While the CEO may have legitimately wanted to inspire people to achieve perfection, in doing so he became an ideal target of an identity thief.That kind of over-sharing isn’t even close to the worst example we’ve heard of, but it’s certainly inadvisable.Beyond all that, the abovementioned holder of the 850 credit score should consider the perils of oversharing.
While I enjoy a good marketing gambit, as well as saluting those who achieve perfection, or who have accomplished a meaningful milestone, discretion being the better part of valor requires that we become more covetous of our personal identifying information and better protect ourselves from those who would exploit us.
If not, the credit perfection we crave may be short-lived.
That’s what happens when you knowingly, willingly, almost joyfully put yourself out there as a target for hackers and identity thieves.
Most recently, I noticed another person put himself out there in somewhat similar fashion.
This story is an Op/Ed contribution to and does not necessarily represent the views of the company or its affiliates.

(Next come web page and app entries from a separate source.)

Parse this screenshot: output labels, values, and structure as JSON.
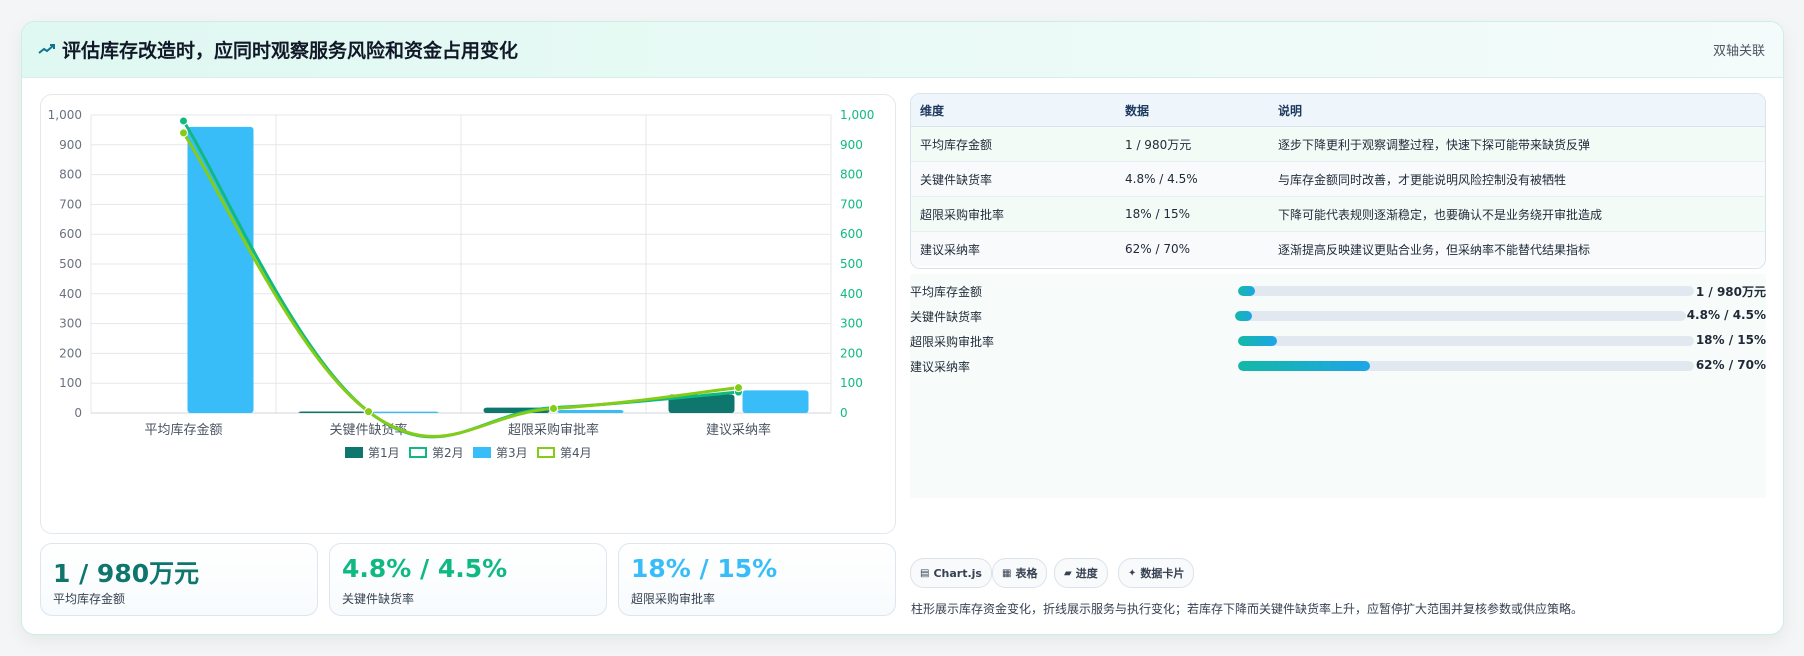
{
  "header": {
    "title": "评估库存改造时，应同时观察服务风险和资金占用变化",
    "badge": "双轴关联"
  },
  "colors": {
    "month1": "#0f766e",
    "month2": "#10b981",
    "month3": "#38bdf8",
    "month4": "#84cc16",
    "accent_green": "#10b981",
    "accent_blue": "#38bdf8"
  },
  "chart_data": {
    "type": "bar",
    "categories": [
      "平均库存金额",
      "关键件缺货率",
      "超限采购审批率",
      "建议采纳率"
    ],
    "series": [
      {
        "name": "第1月",
        "kind": "bar",
        "axis": "left",
        "values": [
          0,
          5,
          18,
          62
        ]
      },
      {
        "name": "第2月",
        "kind": "line",
        "axis": "right",
        "values": [
          980,
          4.8,
          18,
          70
        ]
      },
      {
        "name": "第3月",
        "kind": "bar",
        "axis": "left",
        "values": [
          960,
          4.5,
          10,
          76
        ]
      },
      {
        "name": "第4月",
        "kind": "line",
        "axis": "right",
        "values": [
          940,
          4.5,
          15,
          85
        ]
      }
    ],
    "y_left": {
      "min": 0,
      "max": 1000,
      "ticks": [
        "0",
        "100",
        "200",
        "300",
        "400",
        "500",
        "600",
        "700",
        "800",
        "900",
        "1,000"
      ]
    },
    "y_right": {
      "min": 0,
      "max": 1000,
      "ticks": [
        "0",
        "100",
        "200",
        "300",
        "400",
        "500",
        "600",
        "700",
        "800",
        "900",
        "1,000"
      ]
    },
    "grid": true,
    "legend": "bottom"
  },
  "table": {
    "headers": [
      "维度",
      "数据",
      "说明"
    ],
    "rows": [
      [
        "平均库存金额",
        "1 / 980万元",
        "逐步下降更利于观察调整过程，快速下探可能带来缺货反弹"
      ],
      [
        "关键件缺货率",
        "4.8% / 4.5%",
        "与库存金额同时改善，才更能说明风险控制没有被牺牲"
      ],
      [
        "超限采购审批率",
        "18% / 15%",
        "下降可能代表规则逐渐稳定，也要确认不是业务绕开审批造成"
      ],
      [
        "建议采纳率",
        "62% / 70%",
        "逐渐提高反映建议更贴合业务，但采纳率不能替代结果指标"
      ]
    ]
  },
  "progress": [
    {
      "label": "平均库存金额",
      "value": "1 / 980万元",
      "level": 0.037
    },
    {
      "label": "关键件缺货率",
      "value": "4.8% / 4.5%",
      "level": 0.037
    },
    {
      "label": "超限采购审批率",
      "value": "18% / 15%",
      "level": 0.085
    },
    {
      "label": "建议采纳率",
      "value": "62% / 70%",
      "level": 0.29
    }
  ],
  "kpis": [
    {
      "value": "1 / 980万元",
      "label": "平均库存金额",
      "color": "#0f766e"
    },
    {
      "value": "4.8% / 4.5%",
      "label": "关键件缺货率",
      "color": "#10b981"
    },
    {
      "value": "18% / 15%",
      "label": "超限采购审批率",
      "color": "#38bdf8"
    }
  ],
  "chips": [
    {
      "icon": "chart-icon",
      "label": "Chart.js"
    },
    {
      "icon": "table-icon",
      "label": "表格"
    },
    {
      "icon": "progress-icon",
      "label": "进度"
    },
    {
      "icon": "sparkle-icon",
      "label": "数据卡片"
    }
  ],
  "footnote": "柱形展示库存资金变化，折线展示服务与执行变化；若库存下降而关键件缺货率上升，应暂停扩大范围并复核参数或供应策略。"
}
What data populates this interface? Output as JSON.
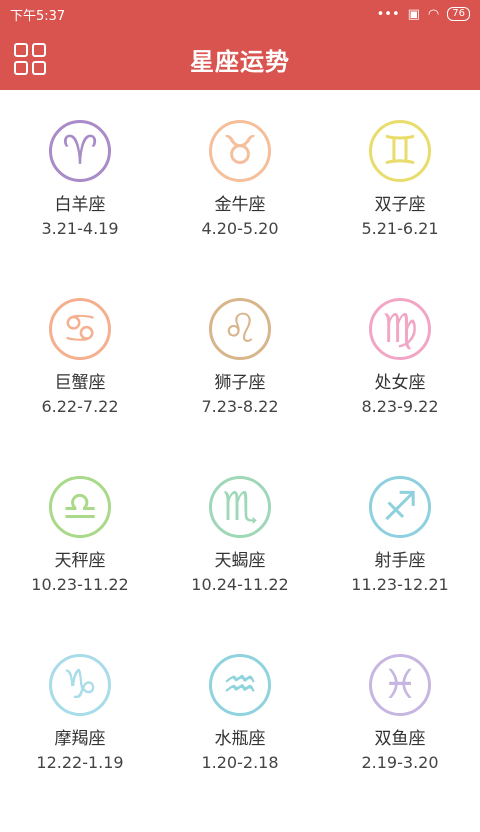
{
  "status": {
    "time": "下午5:37",
    "dots": "•••",
    "battery": "76"
  },
  "header": {
    "title": "星座运势",
    "menu_icon": "grid-menu-icon"
  },
  "signs": [
    {
      "name": "白羊座",
      "date": "3.21-4.19",
      "symbol": "♈",
      "color": "#a98bc7"
    },
    {
      "name": "金牛座",
      "date": "4.20-5.20",
      "symbol": "♉",
      "color": "#f4bf9a"
    },
    {
      "name": "双子座",
      "date": "5.21-6.21",
      "symbol": "♊",
      "color": "#e9dc6b"
    },
    {
      "name": "巨蟹座",
      "date": "6.22-7.22",
      "symbol": "♋",
      "color": "#f4b08f"
    },
    {
      "name": "狮子座",
      "date": "7.23-8.22",
      "symbol": "♌",
      "color": "#d9b58c"
    },
    {
      "name": "处女座",
      "date": "8.23-9.22",
      "symbol": "♍",
      "color": "#f2a6c6"
    },
    {
      "name": "天秤座",
      "date": "10.23-11.22",
      "symbol": "♎",
      "color": "#a9d989"
    },
    {
      "name": "天蝎座",
      "date": "10.24-11.22",
      "symbol": "♏",
      "color": "#9ed8b9"
    },
    {
      "name": "射手座",
      "date": "11.23-12.21",
      "symbol": "♐",
      "color": "#8fd0df"
    },
    {
      "name": "摩羯座",
      "date": "12.22-1.19",
      "symbol": "♑",
      "color": "#a9dce9"
    },
    {
      "name": "水瓶座",
      "date": "1.20-2.18",
      "symbol": "♒",
      "color": "#8fd3dd"
    },
    {
      "name": "双鱼座",
      "date": "2.19-3.20",
      "symbol": "♓",
      "color": "#c7b6df"
    }
  ]
}
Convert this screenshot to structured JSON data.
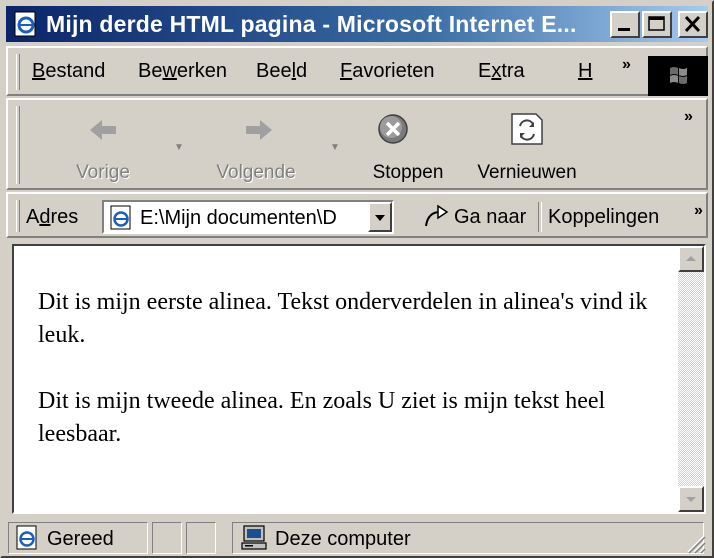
{
  "window": {
    "title": "Mijn derde HTML pagina - Microsoft Internet E..."
  },
  "menu": {
    "items": [
      {
        "label": "Bestand",
        "accel": "B",
        "rest": "estand"
      },
      {
        "label": "Bewerken",
        "pre": "Be",
        "accel": "w",
        "rest": "erken"
      },
      {
        "label": "Beeld",
        "pre": "Bee",
        "accel": "l",
        "rest": "d"
      },
      {
        "label": "Favorieten",
        "accel": "F",
        "rest": "avorieten"
      },
      {
        "label": "Extra",
        "pre": "E",
        "accel": "x",
        "rest": "tra"
      },
      {
        "label": "H",
        "accel": "H",
        "rest": ""
      }
    ],
    "overflow": "»"
  },
  "toolbar": {
    "back_label": "Vorige",
    "forward_label": "Volgende",
    "stop_label": "Stoppen",
    "refresh_label": "Vernieuwen",
    "overflow": "»"
  },
  "address": {
    "label_pre": "A",
    "label_accel": "d",
    "label_rest": "res",
    "value": "E:\\Mijn documenten\\D",
    "go_label": "Ga naar",
    "links_label": "Koppelingen",
    "overflow": "»"
  },
  "content": {
    "paragraphs": [
      "Dit is mijn eerste alinea. Tekst onderverdelen in alinea's vind ik leuk.",
      "Dit is mijn tweede alinea. En zoals U ziet is mijn tekst heel leesbaar."
    ]
  },
  "status": {
    "text": "Gereed",
    "zone": "Deze computer"
  },
  "colors": {
    "titlebar_start": "#0a246a",
    "titlebar_end": "#a6caf0",
    "chrome": "#d4d0c8",
    "stop_red": "#c83232"
  }
}
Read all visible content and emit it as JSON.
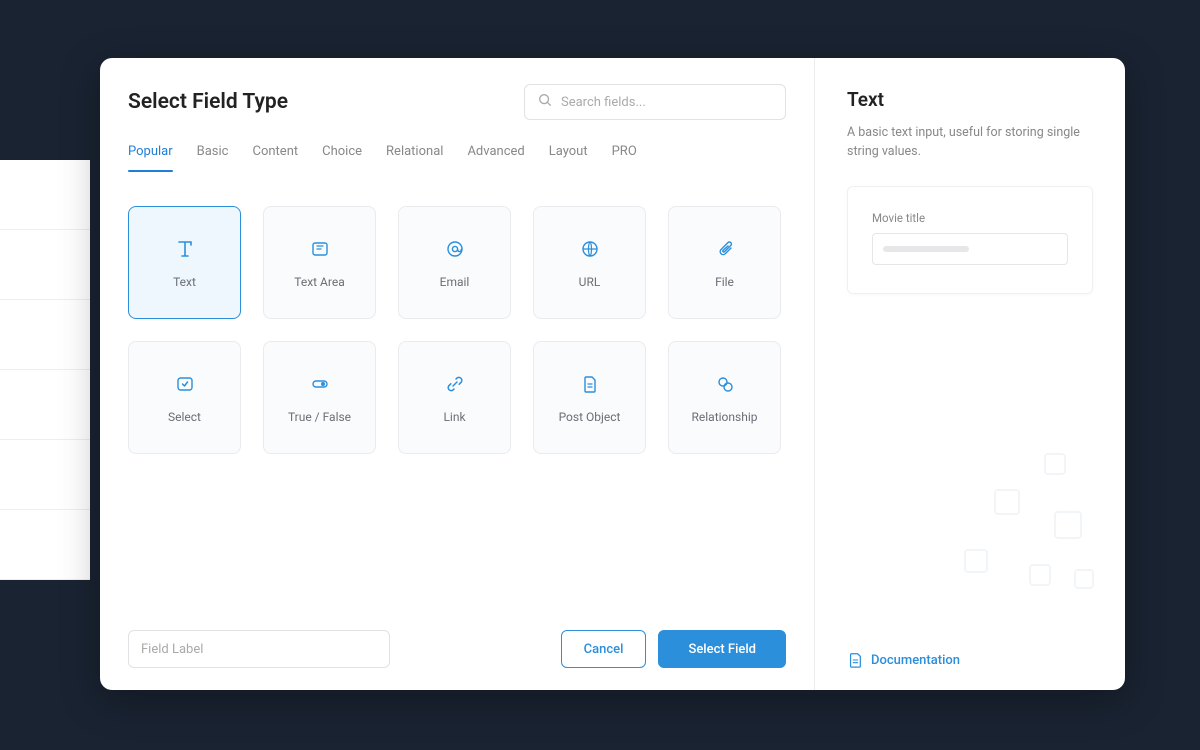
{
  "header": {
    "title": "Select Field Type",
    "search_placeholder": "Search fields..."
  },
  "tabs": [
    {
      "label": "Popular",
      "active": true
    },
    {
      "label": "Basic"
    },
    {
      "label": "Content"
    },
    {
      "label": "Choice"
    },
    {
      "label": "Relational"
    },
    {
      "label": "Advanced"
    },
    {
      "label": "Layout"
    },
    {
      "label": "PRO"
    }
  ],
  "tiles": [
    {
      "id": "text",
      "label": "Text",
      "icon": "text-icon",
      "selected": true
    },
    {
      "id": "text-area",
      "label": "Text Area",
      "icon": "textarea-icon"
    },
    {
      "id": "email",
      "label": "Email",
      "icon": "at-icon"
    },
    {
      "id": "url",
      "label": "URL",
      "icon": "globe-icon"
    },
    {
      "id": "file",
      "label": "File",
      "icon": "paperclip-icon"
    },
    {
      "id": "select",
      "label": "Select",
      "icon": "select-icon"
    },
    {
      "id": "true-false",
      "label": "True / False",
      "icon": "toggle-icon"
    },
    {
      "id": "link",
      "label": "Link",
      "icon": "link-icon"
    },
    {
      "id": "post-object",
      "label": "Post Object",
      "icon": "document-icon"
    },
    {
      "id": "relationship",
      "label": "Relationship",
      "icon": "relationship-icon"
    }
  ],
  "footer": {
    "field_label_placeholder": "Field Label",
    "cancel_label": "Cancel",
    "select_label": "Select Field"
  },
  "sidebar": {
    "title": "Text",
    "description": "A basic text input, useful for storing single string values.",
    "preview_label": "Movie title",
    "doc_label": "Documentation"
  },
  "colors": {
    "accent": "#2b8fdb",
    "bg": "#1a2332"
  }
}
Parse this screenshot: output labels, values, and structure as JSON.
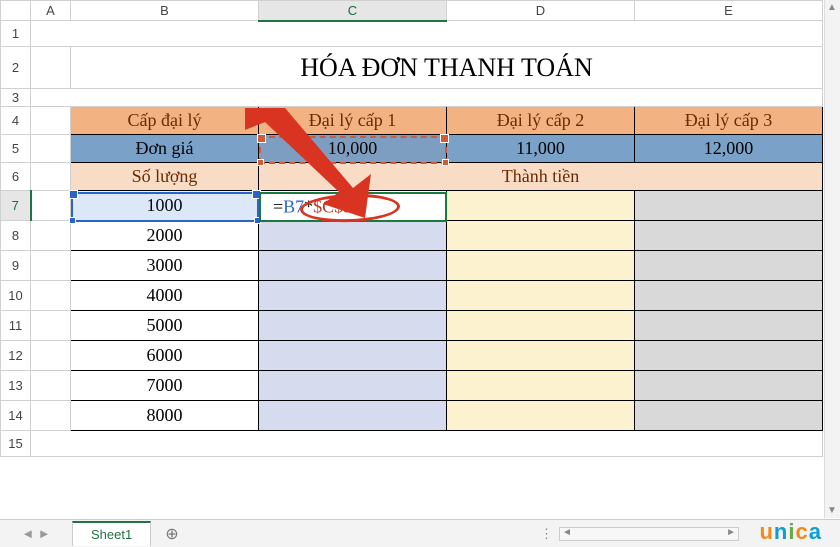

was in rough financial shape as the 2012 holiday season drew near.Several years ago, I watched in amazement when the CEO of a major identity theft protection firm, appeared in a series of commercials waving his Social Security card in the air, parading his Social Security number on a billboard through heavily populated urban areas and screaming his SSN through a bullhorn as a challenge to those who believed that he couldn’t protect it.As a result, he couldn’t protect it and became a 13-time victim of the crime.That doesn’t mean that each of us shouldn’t strive for excellent credit, and work hard to achieve it.But striving for a perfect credit score seems to us more like an obsession – one that provides no real benefit — rather than a reasonable goal.She creates distractions because she has never obtained a perfect score.